The new database, created by the lab, includes the most comprehensive set of information to date about convictions overturned as a result of factual error in the UK, and covers cases in England and Wales, Northern Ireland, and Scotland, from 1970 to the present. It currently contains details of 346 cases, classified according to the cause of the miscarriage of justice, the offence involved and the relevant jurisdiction. According to these classifications, one hundred and forty-three (41 per cent) of the miscarriages of justice involved unreliable witness testimony, 91 (26 per cent) involved a false or unreliable confession, 75 (22 per cent) involved false or misleading forensic science, and 73 (21 per cent) involved inadequate disclosure.
The database gives a range of information about each case and includes links to relevant press and legal documentation. It also provides information about key identified causes of miscarriages of justice more generally through online “wikis” that can be added to by researchers, practitioners, and members of the public. The creators hope that the publicly available database will assist in research to improve evidence evaluation and help those who may have been wrongfully convicted themselves.
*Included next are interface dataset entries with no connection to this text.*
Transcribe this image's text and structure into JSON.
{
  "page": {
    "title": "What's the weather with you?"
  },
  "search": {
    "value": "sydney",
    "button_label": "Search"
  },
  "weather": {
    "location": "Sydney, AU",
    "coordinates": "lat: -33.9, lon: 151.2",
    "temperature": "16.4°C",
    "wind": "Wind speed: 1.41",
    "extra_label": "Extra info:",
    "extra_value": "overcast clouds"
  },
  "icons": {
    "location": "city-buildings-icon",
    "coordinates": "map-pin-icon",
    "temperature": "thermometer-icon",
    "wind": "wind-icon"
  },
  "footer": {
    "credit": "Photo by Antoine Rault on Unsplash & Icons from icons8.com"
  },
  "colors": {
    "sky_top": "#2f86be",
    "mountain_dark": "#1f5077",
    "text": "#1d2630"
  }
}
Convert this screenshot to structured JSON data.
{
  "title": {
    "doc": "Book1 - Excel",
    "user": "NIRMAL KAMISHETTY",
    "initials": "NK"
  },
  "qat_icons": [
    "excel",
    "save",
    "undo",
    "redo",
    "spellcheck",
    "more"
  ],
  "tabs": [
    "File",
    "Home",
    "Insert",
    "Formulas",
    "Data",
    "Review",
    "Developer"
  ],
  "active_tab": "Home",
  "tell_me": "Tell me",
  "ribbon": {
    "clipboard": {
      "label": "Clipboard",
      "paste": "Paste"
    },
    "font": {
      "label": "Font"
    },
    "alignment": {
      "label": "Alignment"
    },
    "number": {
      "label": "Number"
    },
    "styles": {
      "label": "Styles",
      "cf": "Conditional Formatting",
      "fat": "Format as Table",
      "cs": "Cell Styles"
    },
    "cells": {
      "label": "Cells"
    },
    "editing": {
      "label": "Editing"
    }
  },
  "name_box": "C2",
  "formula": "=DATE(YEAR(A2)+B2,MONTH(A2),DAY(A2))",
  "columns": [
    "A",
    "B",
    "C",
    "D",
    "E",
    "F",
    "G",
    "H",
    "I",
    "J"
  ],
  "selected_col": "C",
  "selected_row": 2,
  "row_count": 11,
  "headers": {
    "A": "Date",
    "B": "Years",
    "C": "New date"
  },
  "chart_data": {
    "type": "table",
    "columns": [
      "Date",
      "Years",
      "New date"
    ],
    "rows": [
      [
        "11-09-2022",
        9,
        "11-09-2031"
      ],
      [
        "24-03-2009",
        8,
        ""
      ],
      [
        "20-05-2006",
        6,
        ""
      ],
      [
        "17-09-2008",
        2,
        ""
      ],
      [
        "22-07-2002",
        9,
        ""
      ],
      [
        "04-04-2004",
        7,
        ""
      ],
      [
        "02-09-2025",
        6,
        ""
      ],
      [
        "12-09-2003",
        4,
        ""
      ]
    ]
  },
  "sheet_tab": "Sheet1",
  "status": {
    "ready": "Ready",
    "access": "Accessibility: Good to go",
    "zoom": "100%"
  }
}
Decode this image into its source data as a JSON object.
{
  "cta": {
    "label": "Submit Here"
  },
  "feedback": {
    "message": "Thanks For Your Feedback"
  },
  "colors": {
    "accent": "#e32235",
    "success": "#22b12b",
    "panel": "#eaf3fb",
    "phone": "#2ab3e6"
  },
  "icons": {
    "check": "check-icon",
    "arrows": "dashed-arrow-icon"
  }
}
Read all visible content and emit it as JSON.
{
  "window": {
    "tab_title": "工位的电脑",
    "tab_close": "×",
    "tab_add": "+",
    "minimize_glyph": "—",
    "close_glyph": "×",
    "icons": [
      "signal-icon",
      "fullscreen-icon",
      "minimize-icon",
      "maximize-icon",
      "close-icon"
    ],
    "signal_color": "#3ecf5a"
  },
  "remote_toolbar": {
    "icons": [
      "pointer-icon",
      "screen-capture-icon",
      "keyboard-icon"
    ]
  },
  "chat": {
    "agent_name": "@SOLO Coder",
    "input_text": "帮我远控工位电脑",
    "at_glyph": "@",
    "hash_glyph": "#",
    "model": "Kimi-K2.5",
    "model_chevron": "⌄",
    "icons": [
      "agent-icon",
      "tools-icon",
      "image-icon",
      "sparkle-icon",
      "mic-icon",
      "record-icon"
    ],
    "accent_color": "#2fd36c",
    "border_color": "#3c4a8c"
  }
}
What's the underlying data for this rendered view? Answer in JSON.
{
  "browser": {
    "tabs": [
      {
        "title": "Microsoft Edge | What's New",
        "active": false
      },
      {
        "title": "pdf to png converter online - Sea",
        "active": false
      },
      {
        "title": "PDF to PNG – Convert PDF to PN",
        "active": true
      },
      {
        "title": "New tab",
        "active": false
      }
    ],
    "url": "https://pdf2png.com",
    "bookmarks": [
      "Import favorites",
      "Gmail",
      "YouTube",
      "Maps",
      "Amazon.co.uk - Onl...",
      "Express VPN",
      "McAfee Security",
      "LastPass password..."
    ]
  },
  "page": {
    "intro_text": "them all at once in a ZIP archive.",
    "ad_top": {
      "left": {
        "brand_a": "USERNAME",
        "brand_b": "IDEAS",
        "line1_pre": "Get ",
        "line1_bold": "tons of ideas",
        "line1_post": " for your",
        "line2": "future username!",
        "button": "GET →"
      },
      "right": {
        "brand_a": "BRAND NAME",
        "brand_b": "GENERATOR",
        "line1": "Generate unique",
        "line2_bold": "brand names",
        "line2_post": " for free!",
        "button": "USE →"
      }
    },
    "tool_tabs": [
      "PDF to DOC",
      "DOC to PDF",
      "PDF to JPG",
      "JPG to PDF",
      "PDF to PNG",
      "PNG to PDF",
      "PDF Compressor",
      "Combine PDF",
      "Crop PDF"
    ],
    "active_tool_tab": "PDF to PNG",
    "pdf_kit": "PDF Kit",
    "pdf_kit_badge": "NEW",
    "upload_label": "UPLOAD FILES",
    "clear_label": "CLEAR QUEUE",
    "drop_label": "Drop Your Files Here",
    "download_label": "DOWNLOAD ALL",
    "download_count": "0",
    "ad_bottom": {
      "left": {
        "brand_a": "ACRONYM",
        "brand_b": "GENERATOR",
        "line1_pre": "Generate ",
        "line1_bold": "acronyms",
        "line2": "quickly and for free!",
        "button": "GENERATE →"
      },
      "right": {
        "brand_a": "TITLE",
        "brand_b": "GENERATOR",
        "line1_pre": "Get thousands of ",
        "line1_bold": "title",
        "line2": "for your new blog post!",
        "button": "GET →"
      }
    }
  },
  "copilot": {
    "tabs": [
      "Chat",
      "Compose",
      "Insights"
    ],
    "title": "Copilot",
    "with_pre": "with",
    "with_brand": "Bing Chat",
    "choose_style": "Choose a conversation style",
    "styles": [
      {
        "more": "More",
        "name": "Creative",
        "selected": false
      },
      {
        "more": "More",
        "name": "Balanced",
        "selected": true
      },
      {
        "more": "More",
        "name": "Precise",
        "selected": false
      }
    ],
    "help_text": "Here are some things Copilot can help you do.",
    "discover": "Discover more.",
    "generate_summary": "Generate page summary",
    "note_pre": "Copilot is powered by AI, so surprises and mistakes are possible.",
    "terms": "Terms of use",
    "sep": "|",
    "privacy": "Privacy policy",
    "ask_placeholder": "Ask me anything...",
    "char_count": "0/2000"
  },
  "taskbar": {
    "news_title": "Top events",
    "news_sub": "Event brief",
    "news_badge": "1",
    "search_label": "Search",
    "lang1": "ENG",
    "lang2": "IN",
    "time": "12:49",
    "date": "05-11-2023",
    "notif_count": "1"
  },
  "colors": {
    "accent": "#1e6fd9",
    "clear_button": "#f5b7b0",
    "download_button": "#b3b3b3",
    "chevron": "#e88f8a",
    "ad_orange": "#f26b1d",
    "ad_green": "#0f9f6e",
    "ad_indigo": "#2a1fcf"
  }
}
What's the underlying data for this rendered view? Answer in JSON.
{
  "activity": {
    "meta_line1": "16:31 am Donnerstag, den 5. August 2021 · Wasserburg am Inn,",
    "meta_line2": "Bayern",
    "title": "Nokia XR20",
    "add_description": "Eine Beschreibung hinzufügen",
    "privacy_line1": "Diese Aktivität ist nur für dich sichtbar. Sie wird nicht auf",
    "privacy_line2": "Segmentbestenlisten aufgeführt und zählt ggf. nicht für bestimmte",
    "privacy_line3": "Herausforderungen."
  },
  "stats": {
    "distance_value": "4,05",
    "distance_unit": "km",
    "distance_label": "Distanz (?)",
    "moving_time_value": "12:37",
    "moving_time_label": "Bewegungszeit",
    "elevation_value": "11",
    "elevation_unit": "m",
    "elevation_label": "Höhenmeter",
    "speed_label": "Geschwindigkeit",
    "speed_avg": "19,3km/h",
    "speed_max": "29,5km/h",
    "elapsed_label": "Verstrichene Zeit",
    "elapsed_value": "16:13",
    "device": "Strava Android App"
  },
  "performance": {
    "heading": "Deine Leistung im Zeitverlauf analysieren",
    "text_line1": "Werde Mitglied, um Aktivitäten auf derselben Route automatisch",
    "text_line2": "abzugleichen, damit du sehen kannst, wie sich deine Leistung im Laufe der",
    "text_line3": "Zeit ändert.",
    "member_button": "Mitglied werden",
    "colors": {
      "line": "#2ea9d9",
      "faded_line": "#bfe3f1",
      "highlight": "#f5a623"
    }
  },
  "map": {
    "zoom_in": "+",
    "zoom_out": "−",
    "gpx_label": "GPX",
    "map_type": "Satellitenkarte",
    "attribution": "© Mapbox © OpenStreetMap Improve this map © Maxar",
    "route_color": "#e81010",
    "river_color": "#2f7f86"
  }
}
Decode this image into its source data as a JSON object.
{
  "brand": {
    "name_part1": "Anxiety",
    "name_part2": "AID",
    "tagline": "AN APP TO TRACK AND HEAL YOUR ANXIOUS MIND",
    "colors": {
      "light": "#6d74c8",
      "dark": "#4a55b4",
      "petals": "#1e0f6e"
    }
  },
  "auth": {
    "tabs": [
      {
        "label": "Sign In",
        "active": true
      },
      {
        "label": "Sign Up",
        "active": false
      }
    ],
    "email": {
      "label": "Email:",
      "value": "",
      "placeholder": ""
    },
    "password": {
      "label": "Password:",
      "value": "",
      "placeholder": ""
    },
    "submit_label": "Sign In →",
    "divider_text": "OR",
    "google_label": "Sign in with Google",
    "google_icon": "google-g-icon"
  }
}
Dr Helm said: “When people discuss miscarriages of justice in the UK, they often refer to famous cases such as the cases of the Guildford 4 or Birmingham 6. However, these cases represent the tip of the iceberg and miscarriages of justice still occur quite frequently. Using data from existing miscarriages of justice is important in identifying problems with evidence evaluation, and in protecting those interacting with the criminal justice system in the future.”
Selin Uyguc, a research assistant who worked on the database, described its importance in contextualising problems in the legal system: “Working on this database put me at the heart of some of the stories of those who the law has deeply wronged, and brought them to light. The research is not just about facts or numbers, but lives.”
From next year, University of Exeter law students and psychology students will have the opportunity to work in the new lab group as part of their degree programmes. Students will work on research projects with academics in the lab, and will also work on applying research to help the community through casework and / or campaign work. Existing research assistant, Beth Mann, described her experience working on a project modelling guilty plea decision-making: “Working on this research has given me an important insight into the psychological pressures those who enter our criminal justice system face, and the beneficial ways that data can be used to improve legal process. I feel really grateful to be a part of a team working to help those vulnerable to these pressures and to ensure their rights are protected.”
The database and more information about the work being done by the Evidence Based Justice lab can be found here on our website: www.evidencebasedjustice.exeter.ac.uk. Analyses of data in the database will also be published in Issue 5 (2021) of Criminal Law Review. Anyone interested in the work is encouraged to reach out to Dr. Helm directly.